European Central Bank Vice President Vitor Constancio said the consequences of a possible Greek debt restructuring would be “dire,” heightening ECB warnings over such a step.
“You just have to look to all the historical examples of countries that have had to, in the end as a last resort, restructure their debt,” Constancio told reporters today in Brussels. “The consequences were dire in terms of further downgrades of the whole debt of the country, in terms of difficulties of the banking sector to finance itself and to finance the economy.”
ECB officials are seeking to counter signals by European Union politicians that a Greek debt restructuring is a possibility as the EU considers further financial assistance to the country. Luxembourg Prime Minister Jean-Claude Juncker said this week that a “soft restructuring,” which would include a voluntary extension of the maturities of bonds held by private investors, is an option after the Greek government takes extra steps to narrow the budget deficit.
“Deep recessions followed” previous restructurings by other countries, Constancio said. “Contagion effects also, which would be even more important in the case of Europe in view of the fact that we are in a monetary union with very much intertwined financial sectors.”
The best approach for Greece is to step up its economic-adjustment program begun last year, according to Constancio.
“We should stick with the program as long as it is working,” Constancio said. “Right now it needs new measures from the part of the Greek government because that’s the best approach.”
In that context, he urged private investors to maintain their holdings of Greek debt a year after Greece received 110 billion euros ($156 billion) in emergency aid from euro-area governments and the International Monetary Fund.
“Initially, when the problems started with Greece, financial institutions promised to keep their exposures,” Constancio said. “That’s something that could be helpful and relevant in the present situation. Any other path can lead to more negative consequences.”
The key is for Greece to take measures that ensure debt sustainability, Constancio said. A Greek restructuring would set a post-World War II precedent, he said.

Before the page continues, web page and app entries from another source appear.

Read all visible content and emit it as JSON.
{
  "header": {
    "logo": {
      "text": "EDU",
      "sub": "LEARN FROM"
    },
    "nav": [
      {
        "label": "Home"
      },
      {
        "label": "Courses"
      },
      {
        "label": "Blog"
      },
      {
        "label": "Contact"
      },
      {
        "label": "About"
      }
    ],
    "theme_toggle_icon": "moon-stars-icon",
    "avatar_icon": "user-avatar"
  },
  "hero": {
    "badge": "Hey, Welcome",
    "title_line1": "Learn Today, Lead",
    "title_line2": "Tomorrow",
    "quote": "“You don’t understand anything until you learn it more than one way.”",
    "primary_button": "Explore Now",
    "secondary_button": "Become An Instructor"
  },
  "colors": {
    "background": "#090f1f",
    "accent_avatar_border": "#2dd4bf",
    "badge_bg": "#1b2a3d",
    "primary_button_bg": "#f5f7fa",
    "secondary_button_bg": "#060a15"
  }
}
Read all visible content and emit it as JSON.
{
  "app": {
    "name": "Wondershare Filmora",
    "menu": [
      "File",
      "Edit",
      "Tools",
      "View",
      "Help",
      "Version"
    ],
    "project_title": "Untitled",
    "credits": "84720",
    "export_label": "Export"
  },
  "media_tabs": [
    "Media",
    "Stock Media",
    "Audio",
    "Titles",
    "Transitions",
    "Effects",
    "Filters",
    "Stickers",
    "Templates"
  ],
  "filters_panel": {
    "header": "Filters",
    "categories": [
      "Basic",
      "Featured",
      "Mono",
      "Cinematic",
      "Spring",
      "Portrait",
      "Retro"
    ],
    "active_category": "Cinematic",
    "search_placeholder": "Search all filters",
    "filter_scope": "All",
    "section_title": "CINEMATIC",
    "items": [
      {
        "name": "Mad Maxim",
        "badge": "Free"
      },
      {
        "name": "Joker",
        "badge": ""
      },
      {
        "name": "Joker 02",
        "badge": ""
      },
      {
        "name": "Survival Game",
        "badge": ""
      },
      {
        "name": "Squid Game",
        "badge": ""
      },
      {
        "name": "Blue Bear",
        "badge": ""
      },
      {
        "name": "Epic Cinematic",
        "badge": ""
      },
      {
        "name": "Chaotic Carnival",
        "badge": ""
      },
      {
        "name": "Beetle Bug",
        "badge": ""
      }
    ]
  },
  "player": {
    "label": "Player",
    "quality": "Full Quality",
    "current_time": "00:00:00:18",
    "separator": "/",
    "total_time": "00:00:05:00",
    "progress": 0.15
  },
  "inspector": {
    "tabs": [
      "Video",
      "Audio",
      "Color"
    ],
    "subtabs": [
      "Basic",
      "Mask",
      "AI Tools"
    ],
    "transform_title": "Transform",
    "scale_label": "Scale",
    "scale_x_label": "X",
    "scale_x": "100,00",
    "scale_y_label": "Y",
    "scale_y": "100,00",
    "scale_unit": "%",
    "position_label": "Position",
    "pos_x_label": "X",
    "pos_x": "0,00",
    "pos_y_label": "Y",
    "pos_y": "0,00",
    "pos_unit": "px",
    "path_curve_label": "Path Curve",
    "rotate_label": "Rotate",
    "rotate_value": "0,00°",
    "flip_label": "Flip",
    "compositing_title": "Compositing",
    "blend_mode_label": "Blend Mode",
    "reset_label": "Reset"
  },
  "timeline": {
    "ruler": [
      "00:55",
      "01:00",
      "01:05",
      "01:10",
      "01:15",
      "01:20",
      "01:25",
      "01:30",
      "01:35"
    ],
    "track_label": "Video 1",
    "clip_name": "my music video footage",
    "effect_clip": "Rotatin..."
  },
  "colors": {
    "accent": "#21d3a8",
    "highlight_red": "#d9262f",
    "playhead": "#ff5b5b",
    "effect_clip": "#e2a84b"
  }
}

“These cases have been mostly in emerging economies,” Constancio said. “There has not been any sort of restructuring in advanced economies since at least World War II and the consequences in an advanced economy can be even more negative than in other cases.”